John Tewkesbury was a London merchant who in 1512 had come into the possession of a manuscript copy of the Bible. He also bought Tyndale's New Testament. He was a clever and eloquent man and a man of influence in London. He was one of the most knowledgeable of the Scriptures of all the evangelicals.
In 1529 he was arrested and put up before a tribunal of bishops. This shows the importance of his case. The bishops felt that emancipation of the laity was even more dangerous that the heresy of some priests. Tewkesbury's eloquence surprised the bishops and so, realising that he could argue through Scripture, they sent him to be tortured on the rack in the Tower of London. He was accused of reading Tyndale's 'Wicked Mammon' and under torture promised to renounce the book. He returned home almost a cripple. The words he spoke habitually were 'Christ Alone'.
Tewkesbury was arrested again and taken to the house of Sir Thomas More in Chelsea. Here he was tortured to get a recantation. Having failed in this the Bishop of London, Stokesley, tried him and sentenced him to be burned.
The following is taken from Foxe's Book of Martyrs

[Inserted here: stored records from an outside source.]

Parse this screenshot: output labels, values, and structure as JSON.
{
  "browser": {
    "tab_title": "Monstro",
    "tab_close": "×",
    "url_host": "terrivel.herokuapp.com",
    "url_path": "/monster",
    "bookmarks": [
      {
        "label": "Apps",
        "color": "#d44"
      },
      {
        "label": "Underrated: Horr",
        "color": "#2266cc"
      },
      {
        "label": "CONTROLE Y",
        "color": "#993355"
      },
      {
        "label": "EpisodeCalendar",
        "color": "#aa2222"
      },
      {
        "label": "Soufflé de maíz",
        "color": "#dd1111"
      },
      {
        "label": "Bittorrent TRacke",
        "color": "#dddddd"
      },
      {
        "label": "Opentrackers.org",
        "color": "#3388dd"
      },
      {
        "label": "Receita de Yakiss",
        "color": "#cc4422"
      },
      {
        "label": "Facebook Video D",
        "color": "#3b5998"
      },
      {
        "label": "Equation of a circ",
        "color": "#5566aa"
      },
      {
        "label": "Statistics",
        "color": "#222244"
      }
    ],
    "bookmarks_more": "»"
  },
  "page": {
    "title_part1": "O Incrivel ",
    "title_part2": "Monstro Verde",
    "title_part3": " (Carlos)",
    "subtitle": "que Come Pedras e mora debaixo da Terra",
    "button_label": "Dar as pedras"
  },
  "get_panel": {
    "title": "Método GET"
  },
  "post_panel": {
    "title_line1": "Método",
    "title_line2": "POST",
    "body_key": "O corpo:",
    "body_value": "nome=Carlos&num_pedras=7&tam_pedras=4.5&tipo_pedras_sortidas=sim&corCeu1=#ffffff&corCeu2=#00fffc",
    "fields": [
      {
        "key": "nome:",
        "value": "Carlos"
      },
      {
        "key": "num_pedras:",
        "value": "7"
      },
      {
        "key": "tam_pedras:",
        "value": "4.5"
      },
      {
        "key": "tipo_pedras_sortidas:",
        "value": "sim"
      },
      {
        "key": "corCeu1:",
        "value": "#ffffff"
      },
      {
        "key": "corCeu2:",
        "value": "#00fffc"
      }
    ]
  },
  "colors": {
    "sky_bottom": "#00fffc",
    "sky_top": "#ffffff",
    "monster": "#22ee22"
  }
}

The next person that suffered was John Tewkesbury. This was a plain, simple man, who had been guilty of no other offence against what was called the holy Mother Church, than that of reading Tyndale's translation of the New Testament. At first he was weak enough to adjure, but afterward repented, and acknowledged the truth. For this he was brought before the bishop of London, who condemned him as an obstinate heretic. He suffered greatly during the time of his imprisonment so that when they brought him out to execution, he was almost dead. He was conducted to the stake in Smithfield, where he was burned, declaring his utter abhorrence of popery, and professing a firm belief that his cause was just in the sight of God.